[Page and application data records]
========================================================================

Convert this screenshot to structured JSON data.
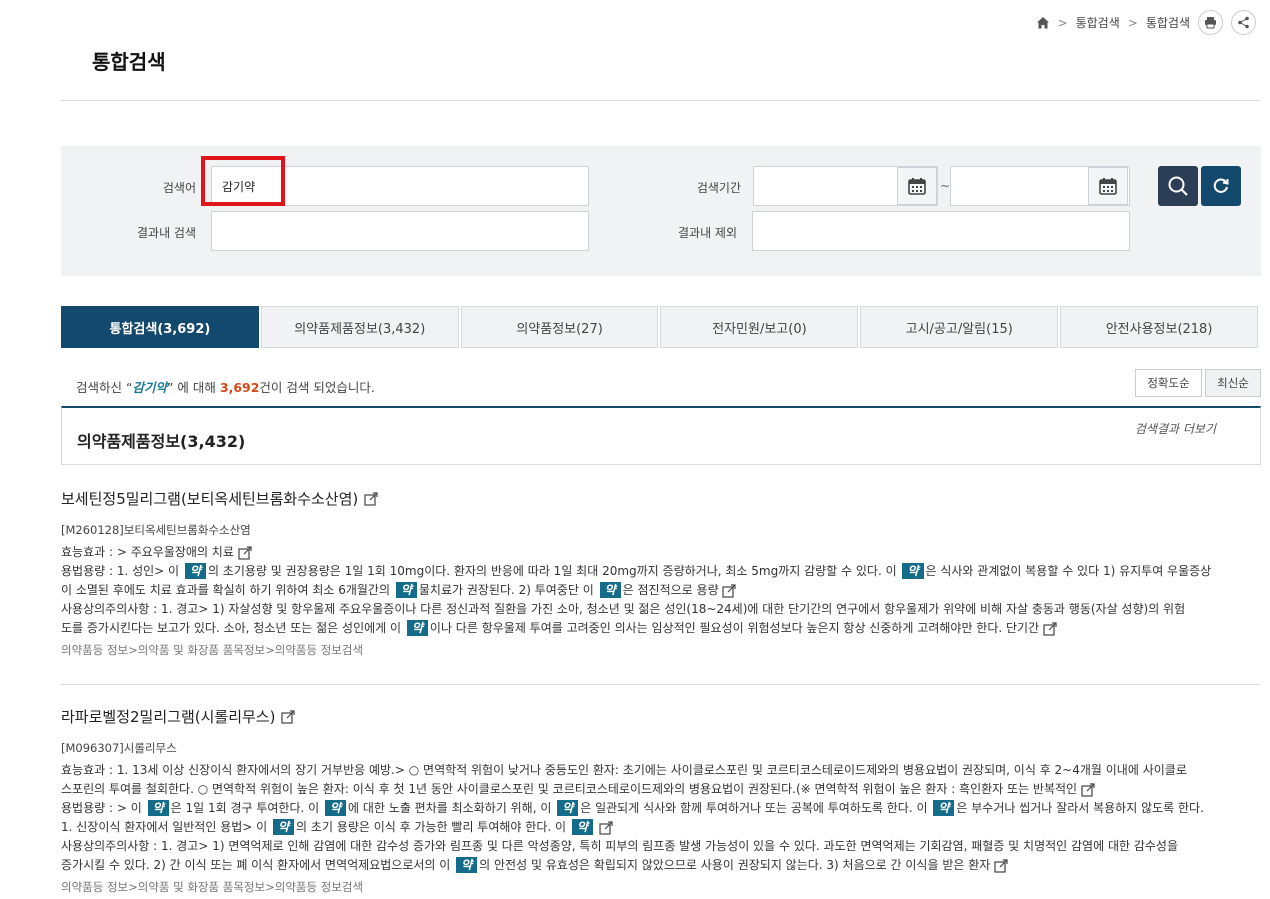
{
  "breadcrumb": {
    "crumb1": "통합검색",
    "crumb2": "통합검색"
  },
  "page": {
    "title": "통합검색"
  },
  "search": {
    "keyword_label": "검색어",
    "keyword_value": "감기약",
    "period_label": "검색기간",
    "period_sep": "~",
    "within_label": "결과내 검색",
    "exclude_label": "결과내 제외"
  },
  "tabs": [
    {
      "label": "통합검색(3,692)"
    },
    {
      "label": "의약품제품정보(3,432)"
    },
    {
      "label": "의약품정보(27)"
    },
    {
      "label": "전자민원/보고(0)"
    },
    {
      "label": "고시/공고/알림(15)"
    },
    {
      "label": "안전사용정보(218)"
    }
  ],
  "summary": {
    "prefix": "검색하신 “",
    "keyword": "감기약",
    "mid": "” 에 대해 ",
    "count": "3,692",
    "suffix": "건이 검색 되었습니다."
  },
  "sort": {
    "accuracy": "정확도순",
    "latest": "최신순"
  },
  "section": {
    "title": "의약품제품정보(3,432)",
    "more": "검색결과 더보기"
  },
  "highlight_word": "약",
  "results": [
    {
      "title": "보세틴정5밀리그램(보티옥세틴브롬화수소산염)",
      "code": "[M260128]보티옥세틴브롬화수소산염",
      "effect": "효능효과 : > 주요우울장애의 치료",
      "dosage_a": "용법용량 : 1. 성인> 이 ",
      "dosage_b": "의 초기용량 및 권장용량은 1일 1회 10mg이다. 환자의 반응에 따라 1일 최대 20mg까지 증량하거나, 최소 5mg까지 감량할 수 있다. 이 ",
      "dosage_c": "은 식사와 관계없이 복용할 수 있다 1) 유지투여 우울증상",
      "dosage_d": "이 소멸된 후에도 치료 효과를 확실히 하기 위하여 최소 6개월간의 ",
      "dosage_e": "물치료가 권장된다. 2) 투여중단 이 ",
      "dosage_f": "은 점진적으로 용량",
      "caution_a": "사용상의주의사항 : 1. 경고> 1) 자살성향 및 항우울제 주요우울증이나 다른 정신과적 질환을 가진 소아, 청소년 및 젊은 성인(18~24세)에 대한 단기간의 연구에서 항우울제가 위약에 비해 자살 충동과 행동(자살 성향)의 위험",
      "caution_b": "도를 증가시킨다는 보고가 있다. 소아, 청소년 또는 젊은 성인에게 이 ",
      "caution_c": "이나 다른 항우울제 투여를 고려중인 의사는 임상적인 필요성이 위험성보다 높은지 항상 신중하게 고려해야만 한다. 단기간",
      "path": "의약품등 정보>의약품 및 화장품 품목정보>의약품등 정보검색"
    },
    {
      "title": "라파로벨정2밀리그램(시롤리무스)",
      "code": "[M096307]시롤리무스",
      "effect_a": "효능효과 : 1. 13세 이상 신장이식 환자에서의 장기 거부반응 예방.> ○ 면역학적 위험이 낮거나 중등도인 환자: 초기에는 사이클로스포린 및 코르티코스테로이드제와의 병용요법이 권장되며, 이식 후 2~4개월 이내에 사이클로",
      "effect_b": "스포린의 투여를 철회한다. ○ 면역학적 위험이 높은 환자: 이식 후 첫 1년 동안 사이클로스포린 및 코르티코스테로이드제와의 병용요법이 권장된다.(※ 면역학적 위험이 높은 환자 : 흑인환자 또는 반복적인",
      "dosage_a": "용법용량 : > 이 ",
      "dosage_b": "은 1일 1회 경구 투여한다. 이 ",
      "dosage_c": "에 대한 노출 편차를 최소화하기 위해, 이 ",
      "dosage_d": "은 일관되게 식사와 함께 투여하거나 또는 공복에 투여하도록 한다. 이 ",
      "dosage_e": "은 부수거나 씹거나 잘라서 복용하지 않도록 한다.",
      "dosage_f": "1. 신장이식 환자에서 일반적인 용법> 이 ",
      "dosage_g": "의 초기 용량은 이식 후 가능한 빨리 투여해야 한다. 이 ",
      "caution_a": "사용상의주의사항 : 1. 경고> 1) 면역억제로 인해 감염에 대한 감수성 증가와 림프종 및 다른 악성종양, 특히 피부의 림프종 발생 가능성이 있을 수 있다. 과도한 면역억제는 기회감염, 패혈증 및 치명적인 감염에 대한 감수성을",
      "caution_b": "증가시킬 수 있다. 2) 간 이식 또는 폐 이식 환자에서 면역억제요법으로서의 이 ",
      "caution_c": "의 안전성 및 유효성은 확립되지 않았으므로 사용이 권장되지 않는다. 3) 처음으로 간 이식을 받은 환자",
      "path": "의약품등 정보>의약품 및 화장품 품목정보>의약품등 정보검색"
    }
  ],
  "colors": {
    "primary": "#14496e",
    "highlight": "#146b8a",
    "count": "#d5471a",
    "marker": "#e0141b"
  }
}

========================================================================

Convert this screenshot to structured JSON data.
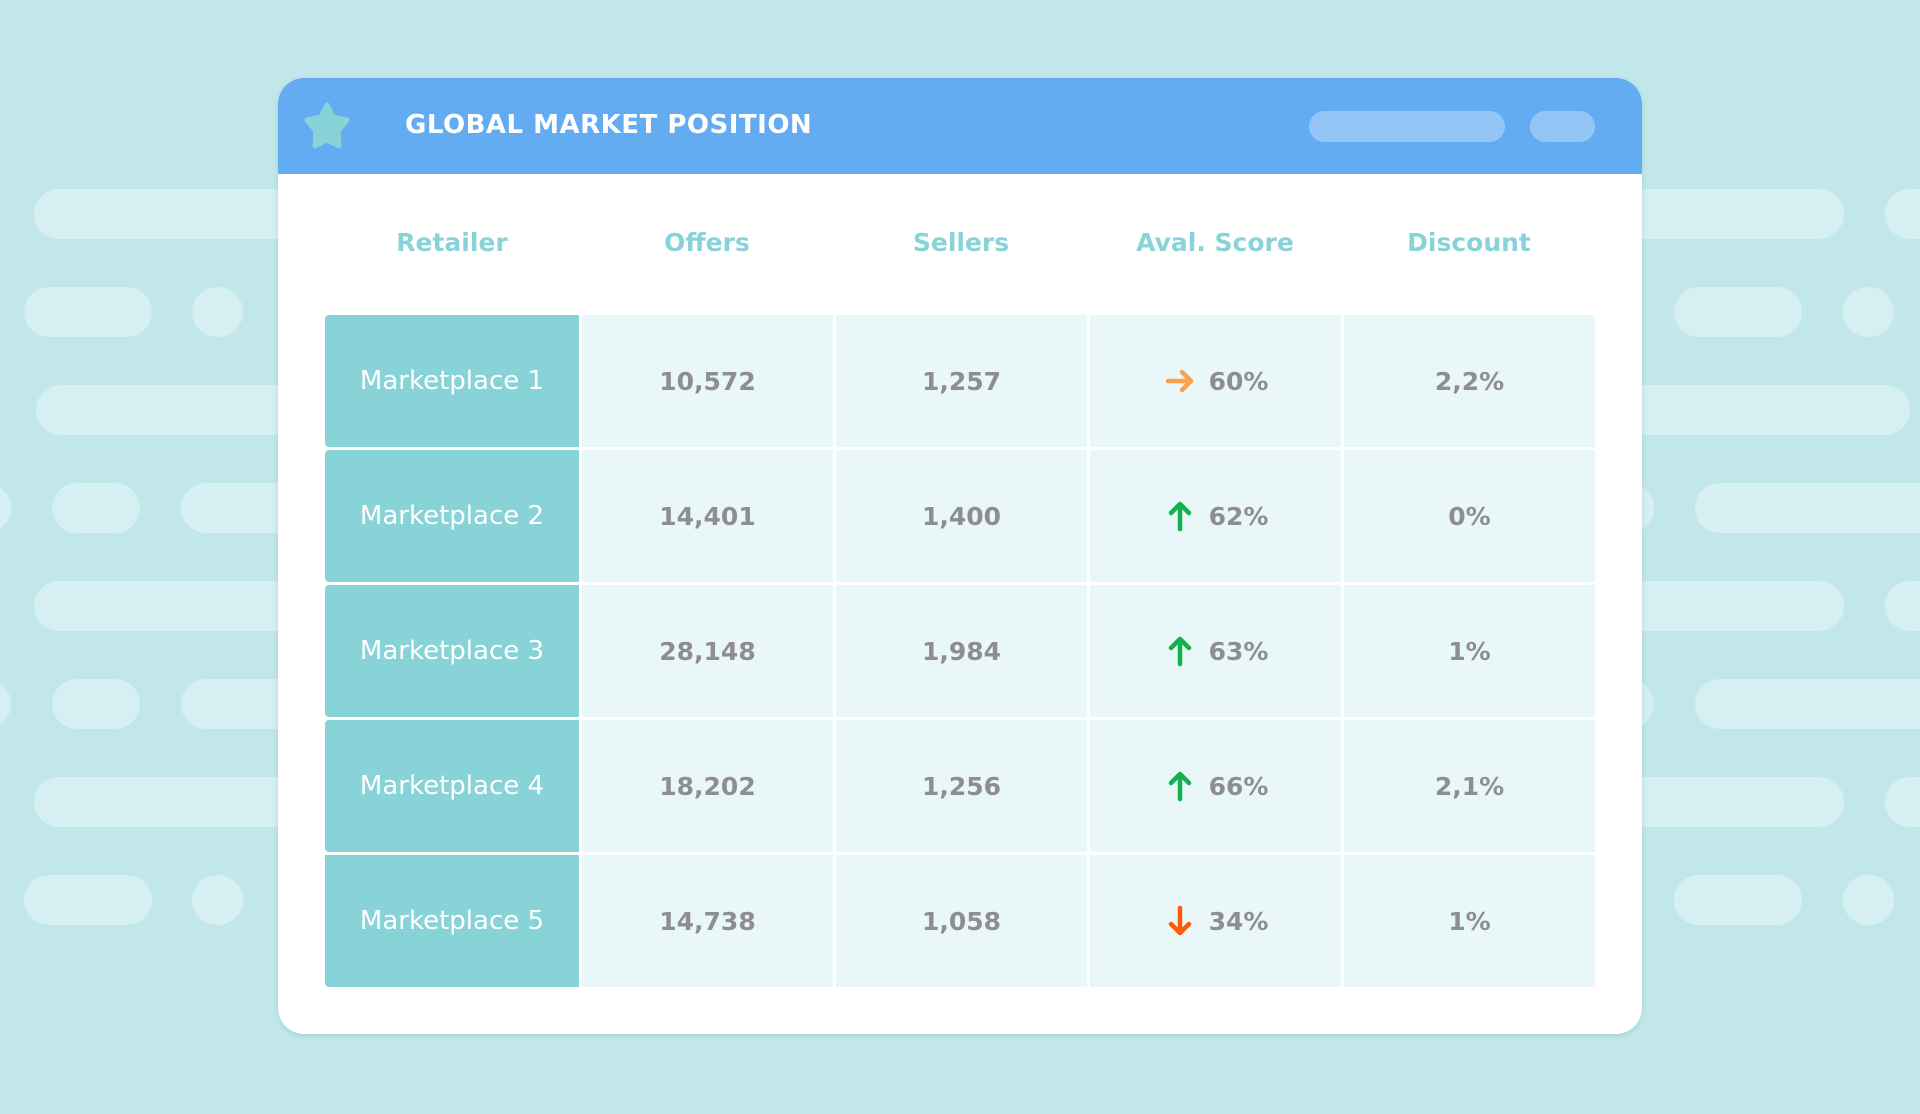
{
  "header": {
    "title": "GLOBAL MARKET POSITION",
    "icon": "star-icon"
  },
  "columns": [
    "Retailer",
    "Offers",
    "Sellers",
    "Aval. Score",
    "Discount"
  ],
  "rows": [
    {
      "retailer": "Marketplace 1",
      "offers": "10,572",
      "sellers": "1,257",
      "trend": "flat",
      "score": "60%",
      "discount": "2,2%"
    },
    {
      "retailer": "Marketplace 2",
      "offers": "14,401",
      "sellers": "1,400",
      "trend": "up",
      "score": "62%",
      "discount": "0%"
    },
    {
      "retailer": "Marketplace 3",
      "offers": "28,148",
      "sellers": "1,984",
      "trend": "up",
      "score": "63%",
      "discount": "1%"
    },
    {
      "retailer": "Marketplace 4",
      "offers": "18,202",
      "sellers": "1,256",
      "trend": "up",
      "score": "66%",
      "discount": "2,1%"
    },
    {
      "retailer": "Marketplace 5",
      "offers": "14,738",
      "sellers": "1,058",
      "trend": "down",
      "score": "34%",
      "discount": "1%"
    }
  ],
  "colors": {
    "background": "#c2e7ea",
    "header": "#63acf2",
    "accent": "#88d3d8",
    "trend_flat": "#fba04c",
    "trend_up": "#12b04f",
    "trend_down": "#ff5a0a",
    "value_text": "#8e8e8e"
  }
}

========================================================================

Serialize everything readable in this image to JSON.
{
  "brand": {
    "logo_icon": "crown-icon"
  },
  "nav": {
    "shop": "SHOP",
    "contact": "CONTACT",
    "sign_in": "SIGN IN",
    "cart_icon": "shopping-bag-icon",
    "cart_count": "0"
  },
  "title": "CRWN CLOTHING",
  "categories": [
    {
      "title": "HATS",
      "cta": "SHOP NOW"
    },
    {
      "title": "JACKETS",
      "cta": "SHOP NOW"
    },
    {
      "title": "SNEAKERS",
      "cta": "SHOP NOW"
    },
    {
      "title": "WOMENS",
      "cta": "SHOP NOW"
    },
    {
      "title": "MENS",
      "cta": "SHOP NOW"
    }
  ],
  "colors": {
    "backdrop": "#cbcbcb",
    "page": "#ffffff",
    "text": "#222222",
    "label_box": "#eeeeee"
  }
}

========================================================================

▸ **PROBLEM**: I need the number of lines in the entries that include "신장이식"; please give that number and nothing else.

▸ **SOLUTION**: 2